* Task statement: Search the material and gather each line with "name" in it.

* Data to use:
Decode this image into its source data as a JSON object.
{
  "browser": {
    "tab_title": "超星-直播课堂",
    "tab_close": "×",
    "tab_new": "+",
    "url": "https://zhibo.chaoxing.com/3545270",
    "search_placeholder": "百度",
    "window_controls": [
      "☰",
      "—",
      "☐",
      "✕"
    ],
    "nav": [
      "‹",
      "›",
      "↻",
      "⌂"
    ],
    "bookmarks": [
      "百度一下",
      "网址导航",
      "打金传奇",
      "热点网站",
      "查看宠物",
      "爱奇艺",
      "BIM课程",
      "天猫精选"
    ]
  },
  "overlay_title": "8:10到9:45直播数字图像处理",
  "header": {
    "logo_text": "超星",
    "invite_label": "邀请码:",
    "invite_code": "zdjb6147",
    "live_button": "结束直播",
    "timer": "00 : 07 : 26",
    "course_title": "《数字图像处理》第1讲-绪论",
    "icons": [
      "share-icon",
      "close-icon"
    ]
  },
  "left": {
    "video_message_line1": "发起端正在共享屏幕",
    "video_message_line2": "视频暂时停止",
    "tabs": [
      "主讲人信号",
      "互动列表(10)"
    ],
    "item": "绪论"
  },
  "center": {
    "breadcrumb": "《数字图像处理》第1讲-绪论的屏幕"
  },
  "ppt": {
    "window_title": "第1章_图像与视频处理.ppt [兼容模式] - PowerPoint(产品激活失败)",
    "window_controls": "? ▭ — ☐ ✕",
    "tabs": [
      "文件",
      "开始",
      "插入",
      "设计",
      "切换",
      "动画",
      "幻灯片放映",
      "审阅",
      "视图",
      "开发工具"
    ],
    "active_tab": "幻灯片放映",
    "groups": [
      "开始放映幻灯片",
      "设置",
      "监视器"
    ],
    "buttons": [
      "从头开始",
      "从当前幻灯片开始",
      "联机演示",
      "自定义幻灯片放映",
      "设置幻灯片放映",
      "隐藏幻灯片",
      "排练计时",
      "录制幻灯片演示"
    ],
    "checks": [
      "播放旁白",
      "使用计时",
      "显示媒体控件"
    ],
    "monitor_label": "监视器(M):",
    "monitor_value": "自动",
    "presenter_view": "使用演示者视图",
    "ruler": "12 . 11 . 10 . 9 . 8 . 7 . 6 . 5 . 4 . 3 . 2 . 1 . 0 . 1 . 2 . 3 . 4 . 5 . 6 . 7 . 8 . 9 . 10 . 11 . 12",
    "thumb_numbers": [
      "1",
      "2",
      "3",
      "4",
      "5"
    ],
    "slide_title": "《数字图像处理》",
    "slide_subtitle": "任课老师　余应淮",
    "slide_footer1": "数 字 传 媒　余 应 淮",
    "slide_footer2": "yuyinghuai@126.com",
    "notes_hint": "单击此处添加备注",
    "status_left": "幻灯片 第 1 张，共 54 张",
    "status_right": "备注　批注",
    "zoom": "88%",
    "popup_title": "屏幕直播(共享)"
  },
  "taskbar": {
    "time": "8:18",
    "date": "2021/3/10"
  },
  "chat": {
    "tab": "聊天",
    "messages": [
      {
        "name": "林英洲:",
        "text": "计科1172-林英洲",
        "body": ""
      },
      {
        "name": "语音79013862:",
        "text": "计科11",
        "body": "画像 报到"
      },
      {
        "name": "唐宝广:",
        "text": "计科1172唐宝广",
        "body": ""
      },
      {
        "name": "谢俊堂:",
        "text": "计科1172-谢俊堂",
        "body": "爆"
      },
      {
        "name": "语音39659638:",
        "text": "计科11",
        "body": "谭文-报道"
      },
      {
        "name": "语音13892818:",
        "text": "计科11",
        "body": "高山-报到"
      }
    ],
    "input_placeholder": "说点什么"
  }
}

* Result for this task:
        "name": "林英洲:",
        "name": "语音79013862:",
        "name": "唐宝广:",
        "name": "谢俊堂:",
        "name": "语音39659638:",
        "name": "语音13892818:",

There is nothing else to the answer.